This month we are going to look at some new photos (donated by Pam Murray neé Low) relating to her father George Low & Son’s business.
Low’s shop was at 67 High Street, Dunbar and the shop is presently occupied by Bowe Sports. The shop goes back to the 1920s and you can see a photo of the shop from this period on the DDHS website here. The photo below shows the entrance to the Dunbar shop – there was also one in North Berwick – in the 1960s. If you enlarge the photo, you will see the type of furniture that was in fashion at this time – the comfortable looking armchairs, the tall cabinets, the TV stand with space underneath e.g. for a record player, as well as glass fronted cabinets in which people displayed ornaments or glasses. There are also round and oblong coffee tables, nests of small tables and, just above the handle of the right hand door, you will see a red telephone, sitting on the edge of a tall cabinet. Only a minority of people had telephones in their houses at this time, so this inclusion was to attract more affluent customers.
In the 1950s, 1960s and for part of the 1970s, upholstery was part of the business, employing highly skilled craftsmen such as Harry Martin and Walter Munro. The photo below shows Harry Martin recovering a chair. The second photo shows a set of chairs which had been repaired. In his book Dunbar in the 1950s, Jim Herring quotes the late Jimmy Cameron, a salesman in the shop, stating “Harry or Walter would strip the chair and take out the special nails which fixed the cloth to the chair, recover it with new nails and it would look like a new chair after that.
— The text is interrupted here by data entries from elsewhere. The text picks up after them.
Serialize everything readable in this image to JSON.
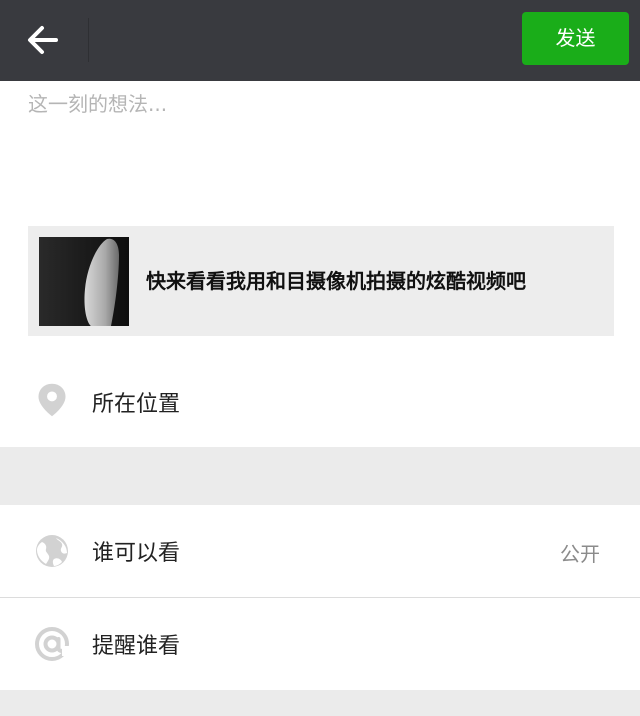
{
  "header": {
    "send_label": "发送"
  },
  "compose": {
    "placeholder": "这一刻的想法..."
  },
  "share": {
    "title": "快来看看我用和目摄像机拍摄的炫酷视频吧"
  },
  "location": {
    "label": "所在位置"
  },
  "visibility": {
    "label": "谁可以看",
    "value": "公开"
  },
  "mention": {
    "label": "提醒谁看"
  },
  "colors": {
    "topbar": "#393a3f",
    "send_button": "#1aad19",
    "separator": "#ebebeb"
  }
}
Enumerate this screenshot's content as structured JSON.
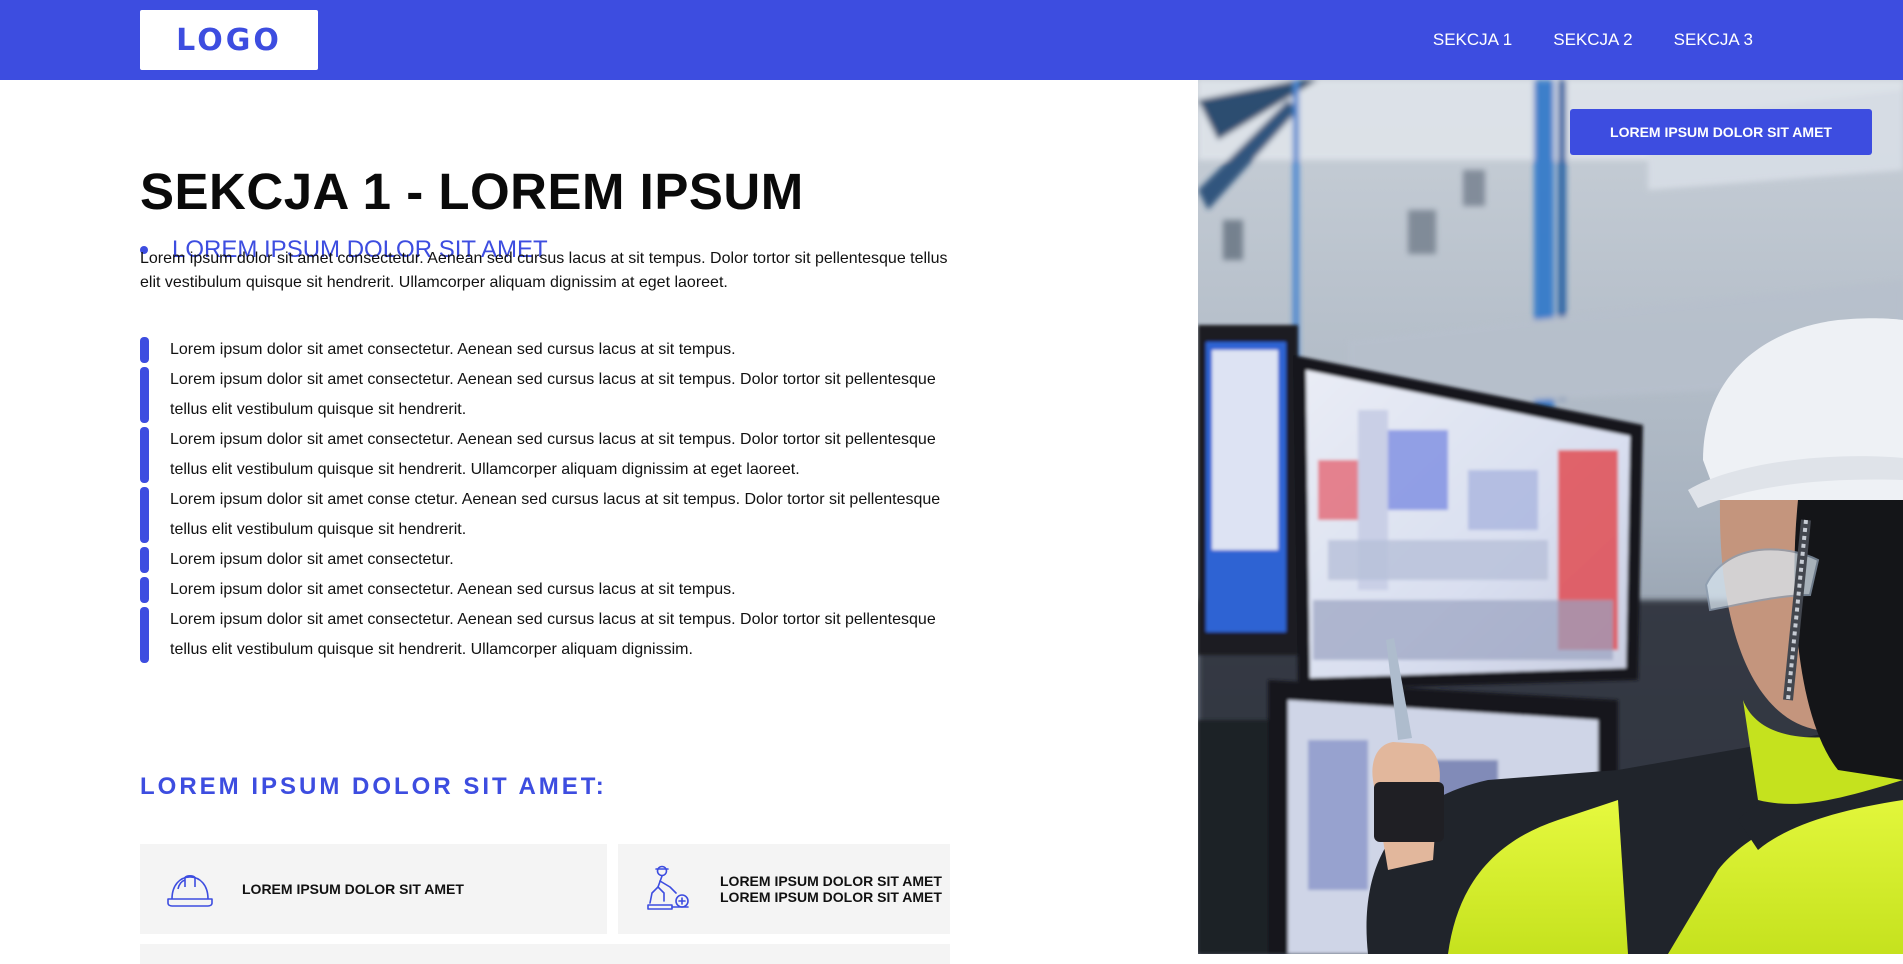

It was a highly skilled job and only those people who had the money could afford it, as it was very expensive”. Also in the book, Pam Murray comments “You can see why upholstery was expensive, as Harry or Walter might spend a whole day doing someone’s chair, as it was a slow and very precise business”. Nowadays, upholstery is a very specialised craft and offered only by a few businesses, whereas in the 1950s and 1960s, many furniture firms like Low’s offered this service.
One of the best known aspects of Low’s business in Dunbar in the 1950s and 1960s, was the auction that was held in the Assembly Rooms in Church Street 3 or 4 times a year. The first photo below shows Harvey Thomson, who worked for G Low outside the Assembly rooms in the 1960s. Jimmy Cameron recalled “It was a day out for people and the place was packed. Not everybody went to buy – they went to meet people and enjoy it”. Christine Barber was a regular attendee at the auctions and remembered “You were there for the day, so you took a flask of tea and sandwiches – lots of people did that”. The auctions were social occasions but also a chance for working class people to buy goods such as carpets – second hand but always in good condition – which they could not afford to buy new. The 2nd photo – from The Haddingtonshire Courier of 27 October 1950 – shows an advert for an Assembly Rooms auction. The enlarged photo shows that amongst the items for sale were column chest drawers which may have looked like the one on display here. Also listed is chiffonier which the Oxford Language dictionary defines as “1. BRITISH a low cupboard either used as a sideboard or with a raised bookshelf on top. 2. NORTH AMERICAN a tall chest of drawers”. A surprising item may be the beehive which follows the metal garden seat and precedes the modern gas cooker. So an auction would contain a wide variety of items for customers.